In the House of the Judge
In the past dozen years, Dave Smith has established himself among the best poets born since 1940. Even in those poems that fail to make themselves understood—and there have been several over the years—one could sense the essential compelling power of his vision, his narrative drive, his ability to evoke powerful and complex emotions. All of that power is in this collection, which is nearly free of the clotted images and troubled syntax that in earlier volumes occasionally made Smith’s poems elusive. Still, it is noticeable that throughout this book, forms of the verb hunch, suggesting crouched power waiting, occur five or six times; Smith is chiefly a poet whose eloquence springs from great energy just under control. Reading him, one sometimes thinks of hot-rodders who remove the mufflers from their cars to achieve greater efficiency, or the old-time steamboat racers on the Mississippi who tied down the safety valves risking explosion to get speed: When these tactics work, there is no substitute for them, and in this splendid book, they work most of the time.
Smith’s sense of place and his attraction to a specific landscape—Tidewater, Virginia—have long characterized his poetry; even when writing about the American West, as he does so splendidly in Goshawk, Antelope (1979), there is at least the undercurrent of comparison with what has come to stand in his work for home.
This issue is now fruitfully complicated. A primary theme in the collection is that the search for home can be a considerable preoccupation, and that home can genuinely turn out to be where one finds it, as one looks down on a sleeping child’s face or back at the lighted window of a house at dusk.
The book is arranged in four sections, the first, a single poem called “Building Houses.” This haunting poem evokes childhood memories of houses going up and of a house burning, possibly as the result of the speaker’s mischief; he recalls the events fragmentarily, letting the memorable images—the accusing face and voice of an old woman, fire leaping into the night sky—have their sway so that piecing the events together is difficult. The end of the poem, however, stands as an epigraph to the poems that follow:
Crone, mother of shades, where did you send them? Tell mewhat house built of blue worksong and truth casts its undying light of forgiveness.I want to go there, son and father................................The city of men cracks around me.I know what hope bears, the unbuilt,that dream of grace raging—but where are the builderswho nail the dark and the light,who rose freed, singing together?Where is our home, our sorrow and love?
The second section, containing fifteen poems, arcs over the country from Tidewater, through Salt Lake City, back to a New York hotel, and finally to an unspecified place, about which the speaker, addressing a lost friend, says,
Jesus God, I’m as far from home as you,uselessly trotting out sleek wordsto make a place real for children.
The third and fourth sections, though they contain separate poems that stand independent from one another, come close to being sequences as they are arranged here. The third section is a group of poems that evoke a distant love given the name Celia. The name’s conventional poetic connotations and the often dreamlike recollections of the sequence lift these poems from the realm of autobiography; one ceases to be interested in whether this is something that happened to Smith, because one is so interested in what is now happening to the speaker.

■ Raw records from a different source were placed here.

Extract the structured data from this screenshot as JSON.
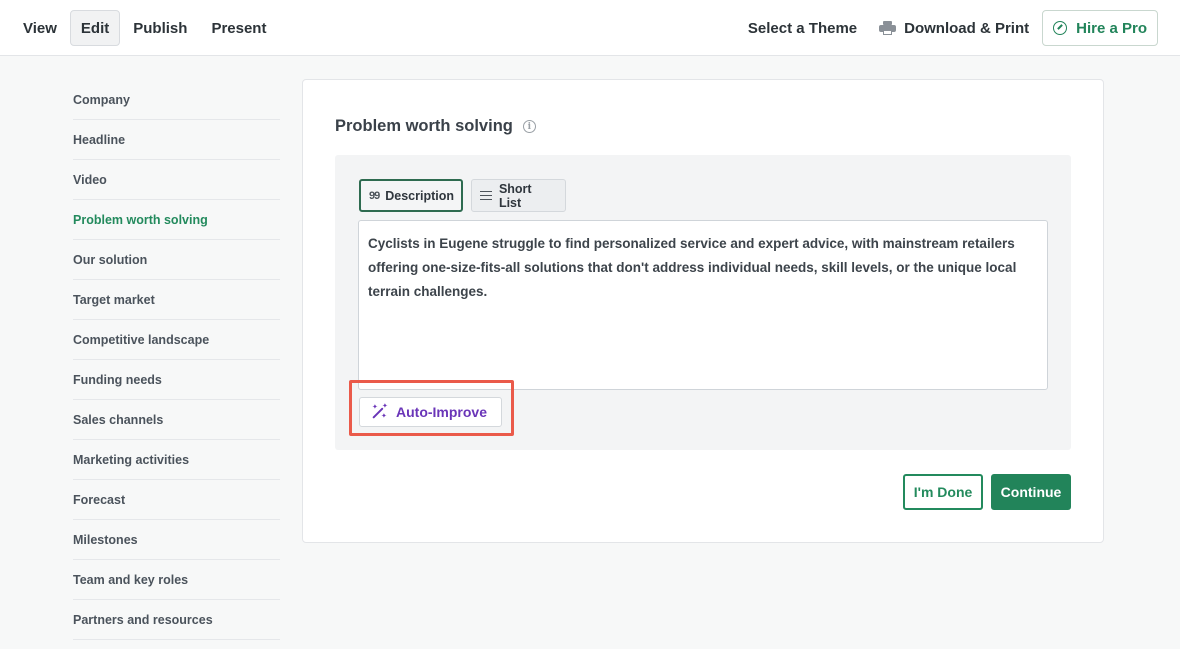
{
  "topnav": {
    "tabs": [
      {
        "label": "View"
      },
      {
        "label": "Edit",
        "active": true
      },
      {
        "label": "Publish"
      },
      {
        "label": "Present"
      }
    ],
    "select_theme": "Select a Theme",
    "download_print": "Download & Print",
    "hire_pro": "Hire a Pro"
  },
  "sidebar": {
    "items": [
      {
        "label": "Company"
      },
      {
        "label": "Headline"
      },
      {
        "label": "Video"
      },
      {
        "label": "Problem worth solving",
        "active": true
      },
      {
        "label": "Our solution"
      },
      {
        "label": "Target market"
      },
      {
        "label": "Competitive landscape"
      },
      {
        "label": "Funding needs"
      },
      {
        "label": "Sales channels"
      },
      {
        "label": "Marketing activities"
      },
      {
        "label": "Forecast"
      },
      {
        "label": "Milestones"
      },
      {
        "label": "Team and key roles"
      },
      {
        "label": "Partners and resources"
      }
    ]
  },
  "editor": {
    "title": "Problem worth solving",
    "modes": {
      "description": "Description",
      "short_list": "Short List",
      "selected": "description"
    },
    "text": "Cyclists in Eugene struggle to find personalized service and expert advice, with mainstream retailers offering one-size-fits-all solutions that don't address individual needs, skill levels, or the unique local terrain challenges.",
    "auto_improve": "Auto-Improve",
    "done_label": "I'm Done",
    "continue_label": "Continue"
  },
  "colors": {
    "accent_green": "#22845a",
    "auto_improve_purple": "#6a35b8",
    "highlight_red": "#ea5a4a"
  }
}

The fourth section contains the title poem; these fifteen poems are based on the author’s experience with a house in Montrose, Pennsylvania, where he and his family spent a year making a home in a temporary place of abode.
After the invocation in part 1, then, the collection moves to nine poems which explore the speaker’s childhood and youth. The first poem, “Photographic Plate, Partly Spidered, Hampton Roads, Virginia, with Model T Ford Mid-Channel,” is as carefully detailed as the title; this photograph, of a time when the Chesapeake froze deeply enough to support a car, turns out to include a figure identifiable as the speaker’s grandfather. The poem is a moving instance of the hope that many people harbor—that a thing gone, looked at long enough, will come back—or, failing that, will make itself clear:
Under the ice where they walk the dark is enormous.All day I watch...
(The entire section is 2063 words.)